───── MATERIAL PROVIDED

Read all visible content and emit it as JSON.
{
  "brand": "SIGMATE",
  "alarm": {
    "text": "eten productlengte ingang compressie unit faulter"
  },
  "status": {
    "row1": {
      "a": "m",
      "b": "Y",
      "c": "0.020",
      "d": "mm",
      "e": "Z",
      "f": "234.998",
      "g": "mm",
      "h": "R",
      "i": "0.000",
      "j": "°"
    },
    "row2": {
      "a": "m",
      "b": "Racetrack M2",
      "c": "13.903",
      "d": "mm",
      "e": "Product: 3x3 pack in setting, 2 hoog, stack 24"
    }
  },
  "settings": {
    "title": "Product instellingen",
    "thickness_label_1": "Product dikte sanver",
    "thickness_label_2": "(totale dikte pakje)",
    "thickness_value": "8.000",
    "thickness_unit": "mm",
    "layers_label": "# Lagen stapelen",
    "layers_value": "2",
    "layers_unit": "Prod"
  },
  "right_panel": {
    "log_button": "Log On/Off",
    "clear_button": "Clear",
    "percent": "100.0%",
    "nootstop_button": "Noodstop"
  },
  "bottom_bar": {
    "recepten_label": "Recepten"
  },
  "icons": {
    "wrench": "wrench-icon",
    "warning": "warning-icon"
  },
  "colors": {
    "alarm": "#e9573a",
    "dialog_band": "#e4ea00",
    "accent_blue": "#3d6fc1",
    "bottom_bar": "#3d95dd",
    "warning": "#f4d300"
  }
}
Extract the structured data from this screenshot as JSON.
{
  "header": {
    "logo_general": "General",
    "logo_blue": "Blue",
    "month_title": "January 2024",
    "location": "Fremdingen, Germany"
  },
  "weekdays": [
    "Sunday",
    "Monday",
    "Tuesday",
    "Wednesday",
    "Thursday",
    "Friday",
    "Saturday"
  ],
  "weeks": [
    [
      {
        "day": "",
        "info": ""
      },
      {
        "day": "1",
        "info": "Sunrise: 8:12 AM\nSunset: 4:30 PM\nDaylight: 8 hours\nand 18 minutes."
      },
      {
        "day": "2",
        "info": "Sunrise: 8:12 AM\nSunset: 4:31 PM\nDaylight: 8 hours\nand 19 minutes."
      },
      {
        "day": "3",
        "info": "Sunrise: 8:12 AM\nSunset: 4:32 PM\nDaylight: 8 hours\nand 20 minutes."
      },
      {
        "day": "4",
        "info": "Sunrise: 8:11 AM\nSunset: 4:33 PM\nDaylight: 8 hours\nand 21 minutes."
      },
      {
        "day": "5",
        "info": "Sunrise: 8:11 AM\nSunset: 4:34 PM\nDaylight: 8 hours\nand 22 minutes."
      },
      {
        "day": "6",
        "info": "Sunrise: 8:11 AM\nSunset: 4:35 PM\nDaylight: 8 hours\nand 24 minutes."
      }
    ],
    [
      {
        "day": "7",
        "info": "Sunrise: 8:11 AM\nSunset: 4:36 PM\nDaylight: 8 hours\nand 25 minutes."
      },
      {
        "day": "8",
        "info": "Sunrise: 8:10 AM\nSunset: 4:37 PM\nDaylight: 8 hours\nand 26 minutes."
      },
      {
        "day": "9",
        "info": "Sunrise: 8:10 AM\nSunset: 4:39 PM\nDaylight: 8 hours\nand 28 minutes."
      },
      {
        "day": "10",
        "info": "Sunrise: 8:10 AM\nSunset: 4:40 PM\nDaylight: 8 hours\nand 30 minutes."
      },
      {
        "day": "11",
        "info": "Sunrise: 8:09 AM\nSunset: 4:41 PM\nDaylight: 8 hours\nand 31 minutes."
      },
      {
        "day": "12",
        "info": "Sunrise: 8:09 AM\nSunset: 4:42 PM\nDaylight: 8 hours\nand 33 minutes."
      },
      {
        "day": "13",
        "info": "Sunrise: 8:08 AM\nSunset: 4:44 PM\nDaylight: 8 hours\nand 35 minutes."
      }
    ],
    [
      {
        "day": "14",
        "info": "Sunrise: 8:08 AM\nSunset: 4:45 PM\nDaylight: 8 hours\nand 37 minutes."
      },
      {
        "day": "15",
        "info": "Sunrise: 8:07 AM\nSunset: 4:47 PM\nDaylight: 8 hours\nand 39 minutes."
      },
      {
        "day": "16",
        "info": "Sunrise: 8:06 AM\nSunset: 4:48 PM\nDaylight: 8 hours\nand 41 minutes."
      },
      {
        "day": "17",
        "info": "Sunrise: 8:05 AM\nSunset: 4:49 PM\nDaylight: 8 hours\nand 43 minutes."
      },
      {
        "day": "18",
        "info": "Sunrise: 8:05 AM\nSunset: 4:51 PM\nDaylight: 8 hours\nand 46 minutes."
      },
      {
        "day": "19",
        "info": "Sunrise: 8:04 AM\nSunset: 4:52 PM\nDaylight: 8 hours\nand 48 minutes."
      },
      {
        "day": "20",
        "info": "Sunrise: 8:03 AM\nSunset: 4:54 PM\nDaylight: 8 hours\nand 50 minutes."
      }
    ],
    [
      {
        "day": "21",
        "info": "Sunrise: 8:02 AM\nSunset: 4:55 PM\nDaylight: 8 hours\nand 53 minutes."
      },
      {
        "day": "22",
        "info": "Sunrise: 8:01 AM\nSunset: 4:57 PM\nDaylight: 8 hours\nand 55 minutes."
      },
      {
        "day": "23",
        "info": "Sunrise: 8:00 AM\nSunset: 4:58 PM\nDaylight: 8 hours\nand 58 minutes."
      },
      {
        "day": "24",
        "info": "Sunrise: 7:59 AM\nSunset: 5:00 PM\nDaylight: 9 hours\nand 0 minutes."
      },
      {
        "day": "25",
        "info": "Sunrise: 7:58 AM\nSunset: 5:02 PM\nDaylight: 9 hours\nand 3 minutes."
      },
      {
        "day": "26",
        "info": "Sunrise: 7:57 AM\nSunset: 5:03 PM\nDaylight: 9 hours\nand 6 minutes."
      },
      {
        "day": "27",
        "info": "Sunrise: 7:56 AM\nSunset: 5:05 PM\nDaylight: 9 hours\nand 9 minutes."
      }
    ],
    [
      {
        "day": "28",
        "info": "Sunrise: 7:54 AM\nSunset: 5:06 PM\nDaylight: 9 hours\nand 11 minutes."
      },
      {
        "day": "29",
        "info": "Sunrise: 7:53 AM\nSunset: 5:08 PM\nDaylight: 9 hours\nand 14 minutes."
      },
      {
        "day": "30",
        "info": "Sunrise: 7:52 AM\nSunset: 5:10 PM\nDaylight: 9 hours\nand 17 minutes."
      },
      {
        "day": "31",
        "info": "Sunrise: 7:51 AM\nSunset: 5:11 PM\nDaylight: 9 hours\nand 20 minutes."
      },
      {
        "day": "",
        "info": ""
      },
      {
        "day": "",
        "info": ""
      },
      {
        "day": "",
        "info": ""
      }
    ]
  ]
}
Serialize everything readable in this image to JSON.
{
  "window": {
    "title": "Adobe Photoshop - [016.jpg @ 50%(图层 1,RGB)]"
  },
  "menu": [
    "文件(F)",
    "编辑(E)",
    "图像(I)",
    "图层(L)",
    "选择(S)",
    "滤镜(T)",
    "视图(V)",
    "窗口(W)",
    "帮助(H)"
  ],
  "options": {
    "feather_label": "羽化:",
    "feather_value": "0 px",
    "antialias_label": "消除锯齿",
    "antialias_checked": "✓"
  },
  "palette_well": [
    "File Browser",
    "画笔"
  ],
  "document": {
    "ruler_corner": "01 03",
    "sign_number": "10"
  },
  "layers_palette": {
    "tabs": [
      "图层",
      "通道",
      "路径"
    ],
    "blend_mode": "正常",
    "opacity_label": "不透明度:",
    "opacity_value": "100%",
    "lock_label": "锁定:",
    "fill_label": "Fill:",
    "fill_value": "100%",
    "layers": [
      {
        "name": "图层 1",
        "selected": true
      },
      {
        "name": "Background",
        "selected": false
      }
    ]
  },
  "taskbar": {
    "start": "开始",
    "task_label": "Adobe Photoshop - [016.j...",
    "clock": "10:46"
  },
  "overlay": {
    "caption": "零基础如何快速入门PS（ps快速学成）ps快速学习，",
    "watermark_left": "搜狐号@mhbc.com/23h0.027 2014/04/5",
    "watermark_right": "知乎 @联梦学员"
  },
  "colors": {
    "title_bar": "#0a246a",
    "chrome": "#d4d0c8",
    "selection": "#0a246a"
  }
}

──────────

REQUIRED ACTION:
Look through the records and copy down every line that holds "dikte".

SOLUTION FOR THIS PROBLEM:
    "thickness_label_1": "Product dikte sanver",
    "thickness_label_2": "(totale dikte pakje)",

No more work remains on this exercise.